The author is an authority in her subject and this history of indigo worldwide will help provide context for a family historian. The variety of plants and animals which are a source of indigo, the means of production where they are still known, dyers' methods, the range of textiles and distinctive patterns created both today and in the past by countries as diverse as Mali and Japan are all covered. There are endnotes and a bibliography.

This would make an excellent present or self-indulgence for someone with an ancestor involved in indigo production.

Medical

  • Crawford, D.G.

Roll of the Indian Medical Service 1615-1930. Uckfield: Naval & Military Press, 2002

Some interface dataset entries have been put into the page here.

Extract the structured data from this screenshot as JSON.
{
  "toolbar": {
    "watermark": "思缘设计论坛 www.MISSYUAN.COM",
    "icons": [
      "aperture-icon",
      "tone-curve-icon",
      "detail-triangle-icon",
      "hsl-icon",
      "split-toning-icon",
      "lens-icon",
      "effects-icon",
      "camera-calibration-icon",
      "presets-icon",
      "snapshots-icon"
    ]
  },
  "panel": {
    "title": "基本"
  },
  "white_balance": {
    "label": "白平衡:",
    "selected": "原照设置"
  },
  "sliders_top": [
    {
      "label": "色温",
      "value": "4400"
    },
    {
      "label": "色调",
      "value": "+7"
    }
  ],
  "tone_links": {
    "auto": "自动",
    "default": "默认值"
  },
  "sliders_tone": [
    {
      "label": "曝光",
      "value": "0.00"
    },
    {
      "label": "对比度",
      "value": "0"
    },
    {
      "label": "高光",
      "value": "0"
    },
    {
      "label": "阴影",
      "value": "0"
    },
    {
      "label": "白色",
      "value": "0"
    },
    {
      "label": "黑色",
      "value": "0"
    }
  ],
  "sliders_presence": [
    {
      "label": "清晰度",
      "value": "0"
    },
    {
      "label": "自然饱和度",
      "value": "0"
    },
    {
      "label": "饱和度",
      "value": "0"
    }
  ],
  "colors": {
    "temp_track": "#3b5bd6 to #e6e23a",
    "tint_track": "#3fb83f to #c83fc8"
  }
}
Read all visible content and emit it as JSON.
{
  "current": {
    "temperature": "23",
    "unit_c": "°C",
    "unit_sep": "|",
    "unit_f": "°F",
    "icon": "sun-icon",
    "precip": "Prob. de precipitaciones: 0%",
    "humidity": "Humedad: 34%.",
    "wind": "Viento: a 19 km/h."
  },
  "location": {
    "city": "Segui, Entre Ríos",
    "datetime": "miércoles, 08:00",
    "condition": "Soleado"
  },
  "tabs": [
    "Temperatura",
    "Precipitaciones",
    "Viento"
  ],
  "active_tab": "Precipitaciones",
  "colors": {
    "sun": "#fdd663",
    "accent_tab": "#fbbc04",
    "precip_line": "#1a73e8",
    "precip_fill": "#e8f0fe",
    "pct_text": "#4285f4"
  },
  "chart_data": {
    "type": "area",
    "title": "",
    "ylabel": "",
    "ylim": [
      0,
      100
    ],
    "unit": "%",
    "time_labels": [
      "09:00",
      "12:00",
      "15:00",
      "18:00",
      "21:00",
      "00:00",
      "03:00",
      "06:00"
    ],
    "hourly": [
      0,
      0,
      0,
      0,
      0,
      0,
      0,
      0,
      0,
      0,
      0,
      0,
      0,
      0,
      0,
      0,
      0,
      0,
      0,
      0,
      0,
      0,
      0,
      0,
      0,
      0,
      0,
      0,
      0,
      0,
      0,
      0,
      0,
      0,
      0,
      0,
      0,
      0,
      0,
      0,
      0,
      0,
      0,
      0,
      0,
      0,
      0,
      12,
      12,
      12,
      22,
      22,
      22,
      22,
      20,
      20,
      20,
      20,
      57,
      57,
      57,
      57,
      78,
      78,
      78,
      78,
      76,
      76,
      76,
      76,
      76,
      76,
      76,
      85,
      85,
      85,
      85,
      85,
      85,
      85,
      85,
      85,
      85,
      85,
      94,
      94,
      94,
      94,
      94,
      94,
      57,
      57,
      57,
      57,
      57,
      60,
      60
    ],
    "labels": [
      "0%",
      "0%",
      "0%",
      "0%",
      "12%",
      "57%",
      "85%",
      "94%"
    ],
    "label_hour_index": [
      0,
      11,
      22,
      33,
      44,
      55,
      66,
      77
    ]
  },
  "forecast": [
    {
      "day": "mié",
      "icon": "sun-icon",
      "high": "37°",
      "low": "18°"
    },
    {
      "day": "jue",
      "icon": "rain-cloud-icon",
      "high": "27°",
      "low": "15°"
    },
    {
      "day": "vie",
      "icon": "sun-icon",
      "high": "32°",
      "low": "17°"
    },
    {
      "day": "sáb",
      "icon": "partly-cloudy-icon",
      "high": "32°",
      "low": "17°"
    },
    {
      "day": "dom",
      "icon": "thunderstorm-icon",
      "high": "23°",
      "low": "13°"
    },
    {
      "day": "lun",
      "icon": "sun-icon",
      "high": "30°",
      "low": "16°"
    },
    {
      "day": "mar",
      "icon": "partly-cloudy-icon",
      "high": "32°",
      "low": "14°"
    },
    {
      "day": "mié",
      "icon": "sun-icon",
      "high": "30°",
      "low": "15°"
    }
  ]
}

Originally published in 1930, this gives details of educational qualifications, dates of birth, appointments and promotions, and war service for 6,586 surgeons in the Indian Medical Service. The IMS was a division of the military, although its surgeons were sometimes seconded to civil postings. In addition to career information there are a variety of appendices and background detail on such topics as medical colleges and places of instruction in India. Note that the Roll does not include members of the Subordinate Medical Service/Departments.

Tea planters

  • Moxham, Roy

A brief history of tea. London: Robinson, 2009

Sandwiched between the author's short account of his own experiences as a tea plantation manager in Africa is the history of tea, particularly the efforts made to satisfy the British desire for a cup of tea. This included tea smuggling and a link between tea and the opium trade. Unsurprisingly the main focus is on tea production in India making this readable book essential, if somewhat disquieting, reading for anyone with an ancestor connected with tea growing and trading in the region. The producers' strategy to increase tea drinking amongst locals in India, tea canteens during WW2, as well as modern developments are also mentioned. Previous editions were titled "Tea : addiction, exploitation and empire".